[Data records for software interfaces]
* * * * *
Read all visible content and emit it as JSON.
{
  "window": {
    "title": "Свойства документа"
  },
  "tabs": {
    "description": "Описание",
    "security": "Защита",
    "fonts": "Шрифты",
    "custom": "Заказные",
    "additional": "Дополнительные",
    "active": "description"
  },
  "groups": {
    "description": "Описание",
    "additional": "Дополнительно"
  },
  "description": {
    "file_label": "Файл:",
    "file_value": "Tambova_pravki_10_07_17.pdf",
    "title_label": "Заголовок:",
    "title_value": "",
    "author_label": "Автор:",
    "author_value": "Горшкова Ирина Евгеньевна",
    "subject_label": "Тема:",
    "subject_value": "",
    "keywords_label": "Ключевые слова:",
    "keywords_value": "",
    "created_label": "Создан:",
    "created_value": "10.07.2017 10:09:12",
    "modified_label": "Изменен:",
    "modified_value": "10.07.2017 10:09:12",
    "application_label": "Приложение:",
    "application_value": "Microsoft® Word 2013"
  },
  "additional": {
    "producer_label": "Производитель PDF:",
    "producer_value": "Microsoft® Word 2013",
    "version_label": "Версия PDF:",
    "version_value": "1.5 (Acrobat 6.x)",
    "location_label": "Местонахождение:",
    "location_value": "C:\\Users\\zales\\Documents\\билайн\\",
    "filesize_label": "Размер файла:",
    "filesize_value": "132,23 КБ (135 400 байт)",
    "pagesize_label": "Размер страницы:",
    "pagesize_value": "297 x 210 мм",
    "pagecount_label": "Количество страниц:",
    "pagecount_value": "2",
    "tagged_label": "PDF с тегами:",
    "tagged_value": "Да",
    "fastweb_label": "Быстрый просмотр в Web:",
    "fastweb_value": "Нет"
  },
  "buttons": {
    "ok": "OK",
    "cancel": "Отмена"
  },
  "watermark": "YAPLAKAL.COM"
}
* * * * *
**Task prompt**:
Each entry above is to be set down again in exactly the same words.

**Answer space**:
Read all visible content and emit it as JSON.
{
  "window": {
    "title": "Свойства документа"
  },
  "tabs": {
    "description": "Описание",
    "security": "Защита",
    "fonts": "Шрифты",
    "custom": "Заказные",
    "additional": "Дополнительные",
    "active": "description"
  },
  "groups": {
    "description": "Описание",
    "additional": "Дополнительно"
  },
  "description": {
    "file_label": "Файл:",
    "file_value": "Tambova_pravki_10_07_17.pdf",
    "title_label": "Заголовок:",
    "title_value": "",
    "author_label": "Автор:",
    "author_value": "Горшкова Ирина Евгеньевна",
    "subject_label": "Тема:",
    "subject_value": "",
    "keywords_label": "Ключевые слова:",
    "keywords_value": "",
    "created_label": "Создан:",
    "created_value": "10.07.2017 10:09:12",
    "modified_label": "Изменен:",
    "modified_value": "10.07.2017 10:09:12",
    "application_label": "Приложение:",
    "application_value": "Microsoft® Word 2013"
  },
  "additional": {
    "producer_label": "Производитель PDF:",
    "producer_value": "Microsoft® Word 2013",
    "version_label": "Версия PDF:",
    "version_value": "1.5 (Acrobat 6.x)",
    "location_label": "Местонахождение:",
    "location_value": "C:\\Users\\zales\\Documents\\билайн\\",
    "filesize_label": "Размер файла:",
    "filesize_value": "132,23 КБ (135 400 байт)",
    "pagesize_label": "Размер страницы:",
    "pagesize_value": "297 x 210 мм",
    "pagecount_label": "Количество страниц:",
    "pagecount_value": "2",
    "tagged_label": "PDF с тегами:",
    "tagged_value": "Да",
    "fastweb_label": "Быстрый просмотр в Web:",
    "fastweb_value": "Нет"
  },
  "buttons": {
    "ok": "OK",
    "cancel": "Отмена"
  },
  "watermark": "YAPLAKAL.COM"
}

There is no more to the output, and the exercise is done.